> [EXERCISE DETAILS]: Because the lines must stay identical, write out the data without changing anything.

> [DATA]:
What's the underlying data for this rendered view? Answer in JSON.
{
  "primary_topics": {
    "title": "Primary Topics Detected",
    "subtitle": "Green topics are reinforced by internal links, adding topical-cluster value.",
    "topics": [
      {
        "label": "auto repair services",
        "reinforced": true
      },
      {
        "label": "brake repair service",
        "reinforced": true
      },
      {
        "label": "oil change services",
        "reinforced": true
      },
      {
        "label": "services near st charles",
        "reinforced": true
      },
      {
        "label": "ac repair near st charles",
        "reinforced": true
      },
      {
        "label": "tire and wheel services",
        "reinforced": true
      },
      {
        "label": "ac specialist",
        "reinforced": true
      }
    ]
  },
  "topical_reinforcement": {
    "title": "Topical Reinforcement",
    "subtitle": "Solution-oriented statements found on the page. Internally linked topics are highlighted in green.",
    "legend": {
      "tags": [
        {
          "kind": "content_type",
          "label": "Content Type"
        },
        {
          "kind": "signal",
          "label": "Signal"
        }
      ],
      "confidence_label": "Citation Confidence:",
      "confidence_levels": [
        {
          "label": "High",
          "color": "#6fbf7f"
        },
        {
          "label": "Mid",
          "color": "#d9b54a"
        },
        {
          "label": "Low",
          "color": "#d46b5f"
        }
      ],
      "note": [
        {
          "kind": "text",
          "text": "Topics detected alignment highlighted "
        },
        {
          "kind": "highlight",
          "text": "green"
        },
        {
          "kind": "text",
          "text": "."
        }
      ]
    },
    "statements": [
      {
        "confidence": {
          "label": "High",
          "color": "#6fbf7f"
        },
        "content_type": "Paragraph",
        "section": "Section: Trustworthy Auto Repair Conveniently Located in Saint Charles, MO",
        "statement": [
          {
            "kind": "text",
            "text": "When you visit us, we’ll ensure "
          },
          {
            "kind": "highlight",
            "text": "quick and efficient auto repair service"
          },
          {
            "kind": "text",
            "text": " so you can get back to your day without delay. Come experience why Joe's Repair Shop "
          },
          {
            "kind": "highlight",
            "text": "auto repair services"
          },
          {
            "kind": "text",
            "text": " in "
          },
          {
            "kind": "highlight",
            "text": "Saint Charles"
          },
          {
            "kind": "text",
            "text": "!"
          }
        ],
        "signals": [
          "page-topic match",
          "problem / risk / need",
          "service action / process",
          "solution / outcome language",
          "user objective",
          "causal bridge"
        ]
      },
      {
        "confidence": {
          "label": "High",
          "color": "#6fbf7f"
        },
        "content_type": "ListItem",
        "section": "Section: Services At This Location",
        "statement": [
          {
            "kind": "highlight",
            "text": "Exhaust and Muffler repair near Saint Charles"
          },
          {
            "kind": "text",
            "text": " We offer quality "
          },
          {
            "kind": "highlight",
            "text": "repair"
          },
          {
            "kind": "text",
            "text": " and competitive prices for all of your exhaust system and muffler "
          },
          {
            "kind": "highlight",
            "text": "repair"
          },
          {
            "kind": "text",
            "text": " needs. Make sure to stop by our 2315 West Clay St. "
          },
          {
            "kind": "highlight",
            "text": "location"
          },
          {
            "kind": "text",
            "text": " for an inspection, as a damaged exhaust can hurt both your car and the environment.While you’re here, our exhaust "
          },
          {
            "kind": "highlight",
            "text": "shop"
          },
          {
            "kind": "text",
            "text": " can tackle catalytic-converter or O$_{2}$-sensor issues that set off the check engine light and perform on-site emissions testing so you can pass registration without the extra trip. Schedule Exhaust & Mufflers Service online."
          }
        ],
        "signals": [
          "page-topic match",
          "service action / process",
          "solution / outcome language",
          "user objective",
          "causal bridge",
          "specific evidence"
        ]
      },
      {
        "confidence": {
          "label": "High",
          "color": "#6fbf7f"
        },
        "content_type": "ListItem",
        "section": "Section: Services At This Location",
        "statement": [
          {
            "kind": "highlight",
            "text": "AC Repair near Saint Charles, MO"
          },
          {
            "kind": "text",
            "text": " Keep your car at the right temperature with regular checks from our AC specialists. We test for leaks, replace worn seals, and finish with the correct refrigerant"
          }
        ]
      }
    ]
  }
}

> [SOLUTION]:
What's the underlying data for this rendered view? Answer in JSON.
{
  "primary_topics": {
    "title": "Primary Topics Detected",
    "subtitle": "Green topics are reinforced by internal links, adding topical-cluster value.",
    "topics": [
      {
        "label": "auto repair services",
        "reinforced": true
      },
      {
        "label": "brake repair service",
        "reinforced": true
      },
      {
        "label": "oil change services",
        "reinforced": true
      },
      {
        "label": "services near st charles",
        "reinforced": true
      },
      {
        "label": "ac repair near st charles",
        "reinforced": true
      },
      {
        "label": "tire and wheel services",
        "reinforced": true
      },
      {
        "label": "ac specialist",
        "reinforced": true
      }
    ]
  },
  "topical_reinforcement": {
    "title": "Topical Reinforcement",
    "subtitle": "Solution-oriented statements found on the page. Internally linked topics are highlighted in green.",
    "legend": {
      "tags": [
        {
          "kind": "content_type",
          "label": "Content Type"
        },
        {
          "kind": "signal",
          "label": "Signal"
        }
      ],
      "confidence_label": "Citation Confidence:",
      "confidence_levels": [
        {
          "label": "High",
          "color": "#6fbf7f"
        },
        {
          "label": "Mid",
          "color": "#d9b54a"
        },
        {
          "label": "Low",
          "color": "#d46b5f"
        }
      ],
      "note": [
        {
          "kind": "text",
          "text": "Topics detected alignment highlighted "
        },
        {
          "kind": "highlight",
          "text": "green"
        },
        {
          "kind": "text",
          "text": "."
        }
      ]
    },
    "statements": [
      {
        "confidence": {
          "label": "High",
          "color": "#6fbf7f"
        },
        "content_type": "Paragraph",
        "section": "Section: Trustworthy Auto Repair Conveniently Located in Saint Charles, MO",
        "statement": [
          {
            "kind": "text",
            "text": "When you visit us, we’ll ensure "
          },
          {
            "kind": "highlight",
            "text": "quick and efficient auto repair service"
          },
          {
            "kind": "text",
            "text": " so you can get back to your day without delay. Come experience why Joe's Repair Shop "
          },
          {
            "kind": "highlight",
            "text": "auto repair services"
          },
          {
            "kind": "text",
            "text": " in "
          },
          {
            "kind": "highlight",
            "text": "Saint Charles"
          },
          {
            "kind": "text",
            "text": "!"
          }
        ],
        "signals": [
          "page-topic match",
          "problem / risk / need",
          "service action / process",
          "solution / outcome language",
          "user objective",
          "causal bridge"
        ]
      },
      {
        "confidence": {
          "label": "High",
          "color": "#6fbf7f"
        },
        "content_type": "ListItem",
        "section": "Section: Services At This Location",
        "statement": [
          {
            "kind": "highlight",
            "text": "Exhaust and Muffler repair near Saint Charles"
          },
          {
            "kind": "text",
            "text": " We offer quality "
          },
          {
            "kind": "highlight",
            "text": "repair"
          },
          {
            "kind": "text",
            "text": " and competitive prices for all of your exhaust system and muffler "
          },
          {
            "kind": "highlight",
            "text": "repair"
          },
          {
            "kind": "text",
            "text": " needs. Make sure to stop by our 2315 West Clay St. "
          },
          {
            "kind": "highlight",
            "text": "location"
          },
          {
            "kind": "text",
            "text": " for an inspection, as a damaged exhaust can hurt both your car and the environment.While you’re here, our exhaust "
          },
          {
            "kind": "highlight",
            "text": "shop"
          },
          {
            "kind": "text",
            "text": " can tackle catalytic-converter or O$_{2}$-sensor issues that set off the check engine light and perform on-site emissions testing so you can pass registration without the extra trip. Schedule Exhaust & Mufflers Service online."
          }
        ],
        "signals": [
          "page-topic match",
          "service action / process",
          "solution / outcome language",
          "user objective",
          "causal bridge",
          "specific evidence"
        ]
      },
      {
        "confidence": {
          "label": "High",
          "color": "#6fbf7f"
        },
        "content_type": "ListItem",
        "section": "Section: Services At This Location",
        "statement": [
          {
            "kind": "highlight",
            "text": "AC Repair near Saint Charles, MO"
          },
          {
            "kind": "text",
            "text": " Keep your car at the right temperature with regular checks from our AC specialists. We test for leaks, replace worn seals, and finish with the correct refrigerant"
          }
        ]
      }
    ]
  }
}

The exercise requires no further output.